▶ THE PROBLEM
Your answer should be one number, the count of lines in the entries holding the word "замедления".
--*--
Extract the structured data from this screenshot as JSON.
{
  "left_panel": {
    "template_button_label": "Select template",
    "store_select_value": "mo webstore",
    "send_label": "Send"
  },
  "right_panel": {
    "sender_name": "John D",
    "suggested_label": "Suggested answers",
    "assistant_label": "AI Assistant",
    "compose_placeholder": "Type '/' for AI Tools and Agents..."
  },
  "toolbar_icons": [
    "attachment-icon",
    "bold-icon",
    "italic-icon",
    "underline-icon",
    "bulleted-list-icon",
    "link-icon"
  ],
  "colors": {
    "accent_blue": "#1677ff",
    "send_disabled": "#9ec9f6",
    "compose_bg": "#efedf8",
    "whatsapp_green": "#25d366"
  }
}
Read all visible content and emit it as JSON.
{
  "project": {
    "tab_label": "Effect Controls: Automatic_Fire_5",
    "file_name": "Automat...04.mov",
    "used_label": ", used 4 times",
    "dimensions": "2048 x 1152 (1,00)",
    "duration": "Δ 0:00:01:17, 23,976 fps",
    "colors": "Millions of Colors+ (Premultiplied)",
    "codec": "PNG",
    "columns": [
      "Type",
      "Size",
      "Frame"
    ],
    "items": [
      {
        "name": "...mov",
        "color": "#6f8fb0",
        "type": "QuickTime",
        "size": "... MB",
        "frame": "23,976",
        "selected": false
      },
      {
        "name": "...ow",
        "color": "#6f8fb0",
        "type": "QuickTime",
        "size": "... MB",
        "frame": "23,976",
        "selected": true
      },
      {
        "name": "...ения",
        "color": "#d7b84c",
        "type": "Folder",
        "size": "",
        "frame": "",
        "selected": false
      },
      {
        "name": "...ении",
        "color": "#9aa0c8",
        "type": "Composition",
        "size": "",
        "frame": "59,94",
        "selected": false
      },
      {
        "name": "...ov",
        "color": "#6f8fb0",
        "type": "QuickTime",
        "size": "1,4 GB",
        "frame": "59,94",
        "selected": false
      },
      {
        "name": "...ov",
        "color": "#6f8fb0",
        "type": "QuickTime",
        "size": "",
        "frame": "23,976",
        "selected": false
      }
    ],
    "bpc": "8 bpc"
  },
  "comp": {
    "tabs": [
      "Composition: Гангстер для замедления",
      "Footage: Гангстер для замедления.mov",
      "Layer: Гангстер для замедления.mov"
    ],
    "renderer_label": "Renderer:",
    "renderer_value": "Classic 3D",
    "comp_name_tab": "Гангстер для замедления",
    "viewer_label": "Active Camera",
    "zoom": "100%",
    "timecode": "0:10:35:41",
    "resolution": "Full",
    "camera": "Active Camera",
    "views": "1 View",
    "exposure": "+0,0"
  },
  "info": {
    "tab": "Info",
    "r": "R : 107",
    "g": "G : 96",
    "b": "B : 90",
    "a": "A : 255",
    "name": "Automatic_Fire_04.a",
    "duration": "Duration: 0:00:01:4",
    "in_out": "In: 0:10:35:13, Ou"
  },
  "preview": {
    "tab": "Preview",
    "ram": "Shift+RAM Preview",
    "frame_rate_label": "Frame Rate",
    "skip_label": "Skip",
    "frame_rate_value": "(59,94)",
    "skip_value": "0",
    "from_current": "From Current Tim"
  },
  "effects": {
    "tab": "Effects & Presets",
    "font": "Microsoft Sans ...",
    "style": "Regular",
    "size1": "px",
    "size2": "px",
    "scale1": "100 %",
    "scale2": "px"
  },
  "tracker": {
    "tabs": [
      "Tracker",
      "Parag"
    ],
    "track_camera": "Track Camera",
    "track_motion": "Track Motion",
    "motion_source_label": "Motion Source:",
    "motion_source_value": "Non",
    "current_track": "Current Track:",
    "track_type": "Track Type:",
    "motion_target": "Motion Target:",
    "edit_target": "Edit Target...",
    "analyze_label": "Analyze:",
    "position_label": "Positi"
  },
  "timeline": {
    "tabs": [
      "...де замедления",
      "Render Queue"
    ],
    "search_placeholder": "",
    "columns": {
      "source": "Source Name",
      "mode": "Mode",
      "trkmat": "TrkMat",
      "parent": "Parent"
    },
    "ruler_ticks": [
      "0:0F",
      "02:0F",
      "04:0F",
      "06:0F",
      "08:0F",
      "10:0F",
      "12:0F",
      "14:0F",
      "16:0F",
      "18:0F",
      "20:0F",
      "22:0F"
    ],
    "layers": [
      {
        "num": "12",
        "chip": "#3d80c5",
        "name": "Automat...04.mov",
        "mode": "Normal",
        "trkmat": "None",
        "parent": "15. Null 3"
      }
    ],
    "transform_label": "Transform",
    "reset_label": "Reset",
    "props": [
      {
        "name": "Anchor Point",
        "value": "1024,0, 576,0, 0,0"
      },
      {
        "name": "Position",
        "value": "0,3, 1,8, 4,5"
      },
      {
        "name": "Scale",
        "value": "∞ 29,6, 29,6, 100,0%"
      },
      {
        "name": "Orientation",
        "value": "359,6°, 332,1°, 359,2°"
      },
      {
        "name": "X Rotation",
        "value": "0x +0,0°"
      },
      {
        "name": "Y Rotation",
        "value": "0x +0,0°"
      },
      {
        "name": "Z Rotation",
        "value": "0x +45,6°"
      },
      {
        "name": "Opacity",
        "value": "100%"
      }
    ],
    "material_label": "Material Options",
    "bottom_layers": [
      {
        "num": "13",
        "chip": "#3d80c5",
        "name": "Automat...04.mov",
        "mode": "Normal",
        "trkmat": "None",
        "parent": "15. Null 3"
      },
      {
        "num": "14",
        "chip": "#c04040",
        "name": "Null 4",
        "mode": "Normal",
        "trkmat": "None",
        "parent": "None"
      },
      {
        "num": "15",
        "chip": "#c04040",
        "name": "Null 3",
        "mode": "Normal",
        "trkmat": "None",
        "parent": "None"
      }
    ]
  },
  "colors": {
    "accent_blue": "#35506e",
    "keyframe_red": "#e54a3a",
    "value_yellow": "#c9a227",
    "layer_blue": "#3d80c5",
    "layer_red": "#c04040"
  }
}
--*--
▶ ANSWER BOX
5